[Records from a collection]
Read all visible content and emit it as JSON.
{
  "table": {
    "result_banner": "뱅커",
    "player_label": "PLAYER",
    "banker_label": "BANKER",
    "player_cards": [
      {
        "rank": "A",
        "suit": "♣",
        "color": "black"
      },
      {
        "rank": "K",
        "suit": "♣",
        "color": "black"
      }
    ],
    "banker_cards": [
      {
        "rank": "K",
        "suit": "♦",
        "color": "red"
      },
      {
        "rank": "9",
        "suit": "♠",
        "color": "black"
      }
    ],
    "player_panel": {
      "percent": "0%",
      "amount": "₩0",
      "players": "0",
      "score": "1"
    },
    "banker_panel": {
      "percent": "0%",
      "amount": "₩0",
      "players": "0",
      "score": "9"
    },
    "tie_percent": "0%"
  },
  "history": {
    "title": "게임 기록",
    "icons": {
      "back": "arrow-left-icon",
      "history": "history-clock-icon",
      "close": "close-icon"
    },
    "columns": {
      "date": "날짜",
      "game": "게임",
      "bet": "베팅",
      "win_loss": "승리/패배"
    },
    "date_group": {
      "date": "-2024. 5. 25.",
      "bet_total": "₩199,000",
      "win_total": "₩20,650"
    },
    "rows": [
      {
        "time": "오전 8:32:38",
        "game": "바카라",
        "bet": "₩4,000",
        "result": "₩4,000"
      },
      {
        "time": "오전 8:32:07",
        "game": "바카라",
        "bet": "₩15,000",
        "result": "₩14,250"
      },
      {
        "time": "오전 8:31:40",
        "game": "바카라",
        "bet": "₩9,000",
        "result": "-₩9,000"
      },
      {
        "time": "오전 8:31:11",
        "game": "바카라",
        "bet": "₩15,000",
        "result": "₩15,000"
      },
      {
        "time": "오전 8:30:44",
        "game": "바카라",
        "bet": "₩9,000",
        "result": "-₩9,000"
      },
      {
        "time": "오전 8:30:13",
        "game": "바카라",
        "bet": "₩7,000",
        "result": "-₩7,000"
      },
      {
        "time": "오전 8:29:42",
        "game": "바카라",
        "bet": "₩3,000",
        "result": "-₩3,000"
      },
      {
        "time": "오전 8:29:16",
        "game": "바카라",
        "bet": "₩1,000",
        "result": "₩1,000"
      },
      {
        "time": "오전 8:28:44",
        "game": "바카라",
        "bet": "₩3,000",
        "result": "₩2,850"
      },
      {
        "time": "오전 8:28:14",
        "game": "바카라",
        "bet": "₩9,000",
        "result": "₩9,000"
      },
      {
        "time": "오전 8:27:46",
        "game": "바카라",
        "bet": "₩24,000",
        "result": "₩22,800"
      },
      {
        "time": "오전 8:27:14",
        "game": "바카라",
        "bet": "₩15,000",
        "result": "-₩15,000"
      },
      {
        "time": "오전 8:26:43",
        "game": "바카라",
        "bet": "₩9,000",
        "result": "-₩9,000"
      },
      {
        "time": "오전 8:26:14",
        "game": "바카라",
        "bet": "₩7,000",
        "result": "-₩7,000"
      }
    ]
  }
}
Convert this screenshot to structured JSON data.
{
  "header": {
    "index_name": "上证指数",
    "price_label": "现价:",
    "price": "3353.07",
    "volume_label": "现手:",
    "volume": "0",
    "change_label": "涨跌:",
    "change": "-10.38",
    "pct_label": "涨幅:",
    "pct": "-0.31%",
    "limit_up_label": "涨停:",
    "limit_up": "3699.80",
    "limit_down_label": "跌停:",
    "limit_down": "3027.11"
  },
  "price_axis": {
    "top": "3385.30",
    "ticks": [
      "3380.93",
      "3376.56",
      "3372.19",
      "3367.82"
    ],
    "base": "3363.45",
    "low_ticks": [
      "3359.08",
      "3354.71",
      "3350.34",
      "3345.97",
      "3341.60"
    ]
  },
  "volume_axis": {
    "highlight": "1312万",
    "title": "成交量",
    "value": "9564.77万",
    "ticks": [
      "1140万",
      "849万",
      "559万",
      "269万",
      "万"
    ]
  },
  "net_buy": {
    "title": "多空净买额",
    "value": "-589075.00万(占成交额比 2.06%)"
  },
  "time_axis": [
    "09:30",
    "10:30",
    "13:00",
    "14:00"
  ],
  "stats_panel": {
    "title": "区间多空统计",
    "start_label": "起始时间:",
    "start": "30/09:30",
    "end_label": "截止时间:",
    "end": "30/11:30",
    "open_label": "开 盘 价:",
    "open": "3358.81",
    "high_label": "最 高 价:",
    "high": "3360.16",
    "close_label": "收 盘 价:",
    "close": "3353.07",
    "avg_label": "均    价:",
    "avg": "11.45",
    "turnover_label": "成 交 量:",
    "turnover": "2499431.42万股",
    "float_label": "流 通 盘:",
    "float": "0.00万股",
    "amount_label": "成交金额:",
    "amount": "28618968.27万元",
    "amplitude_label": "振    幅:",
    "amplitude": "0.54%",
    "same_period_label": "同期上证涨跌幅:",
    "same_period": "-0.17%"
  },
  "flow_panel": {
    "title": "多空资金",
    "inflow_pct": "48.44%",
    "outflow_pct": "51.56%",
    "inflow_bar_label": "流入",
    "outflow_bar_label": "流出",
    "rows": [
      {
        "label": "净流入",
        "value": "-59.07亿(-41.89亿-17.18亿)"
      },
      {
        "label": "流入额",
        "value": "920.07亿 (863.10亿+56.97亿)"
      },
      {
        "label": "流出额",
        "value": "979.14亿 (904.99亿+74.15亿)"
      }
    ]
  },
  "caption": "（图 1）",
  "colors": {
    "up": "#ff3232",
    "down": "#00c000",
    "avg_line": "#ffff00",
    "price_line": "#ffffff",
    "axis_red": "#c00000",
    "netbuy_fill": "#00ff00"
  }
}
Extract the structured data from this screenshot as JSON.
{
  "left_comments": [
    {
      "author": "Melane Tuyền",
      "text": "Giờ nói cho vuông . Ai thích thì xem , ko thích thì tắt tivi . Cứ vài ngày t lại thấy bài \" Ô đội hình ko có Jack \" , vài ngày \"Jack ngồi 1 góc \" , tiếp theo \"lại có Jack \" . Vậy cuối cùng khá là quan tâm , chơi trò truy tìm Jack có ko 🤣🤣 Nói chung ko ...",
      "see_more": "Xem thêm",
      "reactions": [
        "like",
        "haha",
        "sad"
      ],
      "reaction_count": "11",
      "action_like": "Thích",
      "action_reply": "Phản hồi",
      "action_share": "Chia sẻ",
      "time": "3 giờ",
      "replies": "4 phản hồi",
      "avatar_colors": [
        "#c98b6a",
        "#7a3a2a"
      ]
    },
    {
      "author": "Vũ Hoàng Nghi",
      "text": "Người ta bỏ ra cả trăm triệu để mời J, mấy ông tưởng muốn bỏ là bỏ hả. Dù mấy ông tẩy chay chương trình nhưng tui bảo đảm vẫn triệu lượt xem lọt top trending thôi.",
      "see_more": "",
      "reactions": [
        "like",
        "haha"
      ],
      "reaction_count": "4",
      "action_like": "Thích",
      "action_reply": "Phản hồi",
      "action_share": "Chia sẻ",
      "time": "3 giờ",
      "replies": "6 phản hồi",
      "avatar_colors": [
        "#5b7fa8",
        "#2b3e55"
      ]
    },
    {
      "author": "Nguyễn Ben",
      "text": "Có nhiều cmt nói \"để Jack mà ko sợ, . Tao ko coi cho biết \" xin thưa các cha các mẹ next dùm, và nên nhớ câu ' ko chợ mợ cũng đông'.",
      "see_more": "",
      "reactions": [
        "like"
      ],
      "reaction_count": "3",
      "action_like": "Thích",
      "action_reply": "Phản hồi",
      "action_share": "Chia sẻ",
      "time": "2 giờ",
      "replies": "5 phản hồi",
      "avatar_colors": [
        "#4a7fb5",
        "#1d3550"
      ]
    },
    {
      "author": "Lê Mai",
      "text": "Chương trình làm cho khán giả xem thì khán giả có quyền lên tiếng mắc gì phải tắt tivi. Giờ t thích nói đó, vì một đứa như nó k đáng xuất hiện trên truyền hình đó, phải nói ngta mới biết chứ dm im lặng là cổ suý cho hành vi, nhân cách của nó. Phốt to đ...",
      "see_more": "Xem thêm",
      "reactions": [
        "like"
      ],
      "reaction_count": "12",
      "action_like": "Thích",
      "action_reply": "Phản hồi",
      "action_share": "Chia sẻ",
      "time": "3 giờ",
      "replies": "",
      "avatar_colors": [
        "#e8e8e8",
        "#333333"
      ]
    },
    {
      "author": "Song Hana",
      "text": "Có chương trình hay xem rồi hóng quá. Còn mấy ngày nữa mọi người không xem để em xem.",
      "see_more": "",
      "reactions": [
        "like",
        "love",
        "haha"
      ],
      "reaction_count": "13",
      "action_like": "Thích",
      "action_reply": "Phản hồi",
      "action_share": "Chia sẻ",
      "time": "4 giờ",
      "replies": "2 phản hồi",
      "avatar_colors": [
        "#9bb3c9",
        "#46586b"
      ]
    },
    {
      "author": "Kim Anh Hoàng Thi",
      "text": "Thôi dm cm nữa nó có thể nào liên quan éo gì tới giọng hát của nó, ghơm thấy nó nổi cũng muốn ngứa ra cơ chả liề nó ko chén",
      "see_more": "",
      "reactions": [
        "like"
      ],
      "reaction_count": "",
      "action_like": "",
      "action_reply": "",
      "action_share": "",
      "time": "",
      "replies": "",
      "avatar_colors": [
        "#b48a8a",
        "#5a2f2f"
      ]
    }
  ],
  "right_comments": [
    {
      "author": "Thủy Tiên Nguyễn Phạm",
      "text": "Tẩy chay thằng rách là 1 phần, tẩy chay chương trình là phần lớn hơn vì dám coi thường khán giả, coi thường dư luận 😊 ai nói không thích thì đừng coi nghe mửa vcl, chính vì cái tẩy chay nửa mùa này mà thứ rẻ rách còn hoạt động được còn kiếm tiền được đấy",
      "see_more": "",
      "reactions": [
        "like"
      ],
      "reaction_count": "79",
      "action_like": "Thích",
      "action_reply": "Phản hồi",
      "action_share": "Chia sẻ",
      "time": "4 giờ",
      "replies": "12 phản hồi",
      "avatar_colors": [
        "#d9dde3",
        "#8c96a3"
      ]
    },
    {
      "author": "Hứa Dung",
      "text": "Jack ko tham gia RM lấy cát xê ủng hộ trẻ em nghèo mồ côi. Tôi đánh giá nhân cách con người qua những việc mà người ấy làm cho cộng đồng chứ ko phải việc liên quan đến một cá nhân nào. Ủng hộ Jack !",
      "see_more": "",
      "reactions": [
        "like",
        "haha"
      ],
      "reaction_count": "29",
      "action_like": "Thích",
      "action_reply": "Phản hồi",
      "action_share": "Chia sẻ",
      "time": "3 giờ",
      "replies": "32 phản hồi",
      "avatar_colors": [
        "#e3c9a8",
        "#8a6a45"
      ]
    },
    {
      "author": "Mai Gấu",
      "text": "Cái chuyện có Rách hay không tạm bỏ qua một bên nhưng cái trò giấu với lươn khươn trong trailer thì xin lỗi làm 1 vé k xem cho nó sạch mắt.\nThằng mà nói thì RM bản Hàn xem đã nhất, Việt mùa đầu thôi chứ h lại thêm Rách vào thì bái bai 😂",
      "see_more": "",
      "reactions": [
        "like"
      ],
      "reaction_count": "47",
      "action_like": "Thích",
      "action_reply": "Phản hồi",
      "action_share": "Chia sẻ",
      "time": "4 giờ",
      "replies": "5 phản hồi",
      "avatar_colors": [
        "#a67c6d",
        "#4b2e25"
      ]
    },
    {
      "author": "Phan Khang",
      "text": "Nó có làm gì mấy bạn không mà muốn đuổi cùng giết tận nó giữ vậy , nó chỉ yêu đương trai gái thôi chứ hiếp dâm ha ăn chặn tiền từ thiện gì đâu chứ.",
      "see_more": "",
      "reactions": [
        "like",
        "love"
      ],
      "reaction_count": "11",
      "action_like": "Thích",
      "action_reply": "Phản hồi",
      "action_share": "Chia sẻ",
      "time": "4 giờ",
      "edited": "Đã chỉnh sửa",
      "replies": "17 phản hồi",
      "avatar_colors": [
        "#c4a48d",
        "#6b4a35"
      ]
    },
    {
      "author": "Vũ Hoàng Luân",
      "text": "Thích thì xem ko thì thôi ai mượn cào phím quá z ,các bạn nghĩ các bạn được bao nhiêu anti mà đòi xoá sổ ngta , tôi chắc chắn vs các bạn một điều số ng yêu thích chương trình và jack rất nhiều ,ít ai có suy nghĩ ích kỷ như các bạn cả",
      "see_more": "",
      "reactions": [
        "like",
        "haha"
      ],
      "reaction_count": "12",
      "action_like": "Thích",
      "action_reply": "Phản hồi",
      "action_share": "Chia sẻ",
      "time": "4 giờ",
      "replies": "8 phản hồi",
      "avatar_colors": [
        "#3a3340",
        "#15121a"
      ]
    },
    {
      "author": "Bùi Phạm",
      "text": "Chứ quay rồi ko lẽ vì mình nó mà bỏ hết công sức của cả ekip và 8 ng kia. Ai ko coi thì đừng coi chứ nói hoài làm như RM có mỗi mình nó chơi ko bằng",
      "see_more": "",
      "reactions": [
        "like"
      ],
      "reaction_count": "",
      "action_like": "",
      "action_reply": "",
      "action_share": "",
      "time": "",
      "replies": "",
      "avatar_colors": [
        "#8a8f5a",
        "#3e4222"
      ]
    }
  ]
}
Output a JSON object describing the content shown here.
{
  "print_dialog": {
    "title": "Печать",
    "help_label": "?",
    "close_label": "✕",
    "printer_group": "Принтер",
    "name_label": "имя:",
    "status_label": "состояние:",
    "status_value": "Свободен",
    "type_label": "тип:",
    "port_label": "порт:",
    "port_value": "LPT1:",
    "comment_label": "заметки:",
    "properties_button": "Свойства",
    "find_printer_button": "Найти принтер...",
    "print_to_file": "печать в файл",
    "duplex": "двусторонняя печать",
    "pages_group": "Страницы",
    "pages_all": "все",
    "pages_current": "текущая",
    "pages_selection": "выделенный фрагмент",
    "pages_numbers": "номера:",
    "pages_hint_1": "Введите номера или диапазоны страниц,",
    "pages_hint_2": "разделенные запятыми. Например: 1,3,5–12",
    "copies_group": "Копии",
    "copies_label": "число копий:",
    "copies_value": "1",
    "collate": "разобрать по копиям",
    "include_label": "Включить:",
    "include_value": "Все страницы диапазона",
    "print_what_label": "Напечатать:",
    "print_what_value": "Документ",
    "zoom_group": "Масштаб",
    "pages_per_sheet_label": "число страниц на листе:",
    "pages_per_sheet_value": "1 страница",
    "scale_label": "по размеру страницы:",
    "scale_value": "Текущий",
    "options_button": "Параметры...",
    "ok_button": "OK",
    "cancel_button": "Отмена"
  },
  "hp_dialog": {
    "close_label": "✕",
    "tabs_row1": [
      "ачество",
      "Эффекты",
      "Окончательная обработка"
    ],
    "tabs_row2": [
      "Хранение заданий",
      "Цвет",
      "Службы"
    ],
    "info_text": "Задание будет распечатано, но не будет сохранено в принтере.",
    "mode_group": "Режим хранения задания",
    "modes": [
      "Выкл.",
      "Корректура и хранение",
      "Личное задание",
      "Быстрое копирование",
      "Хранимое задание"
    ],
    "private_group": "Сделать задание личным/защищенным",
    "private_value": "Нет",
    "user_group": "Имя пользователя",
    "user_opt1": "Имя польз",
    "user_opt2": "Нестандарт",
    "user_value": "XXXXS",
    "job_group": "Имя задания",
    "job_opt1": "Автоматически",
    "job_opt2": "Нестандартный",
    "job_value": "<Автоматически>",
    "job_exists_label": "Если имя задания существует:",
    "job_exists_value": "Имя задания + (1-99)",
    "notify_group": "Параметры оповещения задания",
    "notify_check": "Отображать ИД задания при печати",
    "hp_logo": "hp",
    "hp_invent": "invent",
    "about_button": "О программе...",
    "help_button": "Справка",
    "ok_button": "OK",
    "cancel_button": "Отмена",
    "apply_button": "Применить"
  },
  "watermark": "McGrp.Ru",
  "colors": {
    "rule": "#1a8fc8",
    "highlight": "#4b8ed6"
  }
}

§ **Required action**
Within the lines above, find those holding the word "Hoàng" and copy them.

§ **Answer to the problem**
      "author": "Vũ Hoàng Nghi",
      "author": "Kim Anh Hoàng Thi",
      "author": "Vũ Hoàng Luân",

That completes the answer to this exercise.